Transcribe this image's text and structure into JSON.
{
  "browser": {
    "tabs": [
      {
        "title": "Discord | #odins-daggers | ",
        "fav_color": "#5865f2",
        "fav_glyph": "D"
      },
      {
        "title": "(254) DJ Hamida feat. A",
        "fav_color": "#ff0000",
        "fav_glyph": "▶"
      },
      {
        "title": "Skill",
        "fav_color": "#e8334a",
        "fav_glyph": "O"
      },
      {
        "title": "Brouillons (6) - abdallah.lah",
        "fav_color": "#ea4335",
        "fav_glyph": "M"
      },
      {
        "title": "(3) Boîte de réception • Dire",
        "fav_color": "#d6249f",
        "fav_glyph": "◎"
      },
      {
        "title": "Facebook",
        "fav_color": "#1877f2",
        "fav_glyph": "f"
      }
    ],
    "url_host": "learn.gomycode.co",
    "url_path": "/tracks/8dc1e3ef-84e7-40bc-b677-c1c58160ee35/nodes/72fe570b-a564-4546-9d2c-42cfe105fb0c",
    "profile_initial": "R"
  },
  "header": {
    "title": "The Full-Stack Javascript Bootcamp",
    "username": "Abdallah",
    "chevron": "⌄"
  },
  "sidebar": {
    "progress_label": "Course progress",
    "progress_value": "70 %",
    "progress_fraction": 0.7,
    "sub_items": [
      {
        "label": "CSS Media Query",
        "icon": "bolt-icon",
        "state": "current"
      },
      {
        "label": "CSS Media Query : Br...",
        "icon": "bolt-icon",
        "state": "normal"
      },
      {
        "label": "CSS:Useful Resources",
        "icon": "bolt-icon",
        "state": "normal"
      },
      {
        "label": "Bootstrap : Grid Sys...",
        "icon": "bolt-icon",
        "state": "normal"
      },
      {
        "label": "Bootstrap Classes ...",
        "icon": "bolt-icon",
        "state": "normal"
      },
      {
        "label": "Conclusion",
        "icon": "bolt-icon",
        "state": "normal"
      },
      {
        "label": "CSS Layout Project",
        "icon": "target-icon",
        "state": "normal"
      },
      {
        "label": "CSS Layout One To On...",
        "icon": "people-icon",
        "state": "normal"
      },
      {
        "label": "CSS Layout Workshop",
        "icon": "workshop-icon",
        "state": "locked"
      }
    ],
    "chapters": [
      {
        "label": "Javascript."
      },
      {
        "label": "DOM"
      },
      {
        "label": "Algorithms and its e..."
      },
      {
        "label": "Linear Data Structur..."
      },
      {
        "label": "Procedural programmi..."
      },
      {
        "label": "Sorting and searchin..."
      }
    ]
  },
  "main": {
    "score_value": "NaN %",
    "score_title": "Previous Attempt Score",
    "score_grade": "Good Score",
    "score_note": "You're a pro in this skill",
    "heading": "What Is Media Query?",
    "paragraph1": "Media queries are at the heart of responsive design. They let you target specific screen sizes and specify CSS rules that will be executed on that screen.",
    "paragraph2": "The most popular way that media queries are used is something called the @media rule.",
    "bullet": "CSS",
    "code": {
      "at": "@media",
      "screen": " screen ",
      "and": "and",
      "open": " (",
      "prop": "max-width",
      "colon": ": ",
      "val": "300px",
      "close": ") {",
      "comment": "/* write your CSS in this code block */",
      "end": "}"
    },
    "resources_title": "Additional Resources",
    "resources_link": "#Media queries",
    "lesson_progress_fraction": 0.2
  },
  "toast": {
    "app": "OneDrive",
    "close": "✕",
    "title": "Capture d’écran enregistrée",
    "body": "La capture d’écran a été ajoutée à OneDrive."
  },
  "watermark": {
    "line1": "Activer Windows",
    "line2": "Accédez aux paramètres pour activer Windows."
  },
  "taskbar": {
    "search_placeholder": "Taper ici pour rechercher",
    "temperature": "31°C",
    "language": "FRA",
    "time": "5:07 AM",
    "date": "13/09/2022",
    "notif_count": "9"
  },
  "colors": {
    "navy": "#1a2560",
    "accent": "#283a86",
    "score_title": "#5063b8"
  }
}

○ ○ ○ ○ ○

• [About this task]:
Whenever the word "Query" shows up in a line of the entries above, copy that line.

• [Exercise result]:
        "label": "CSS Media Query",
        "label": "CSS Media Query : Br...",
    "heading": "What Is Media Query?",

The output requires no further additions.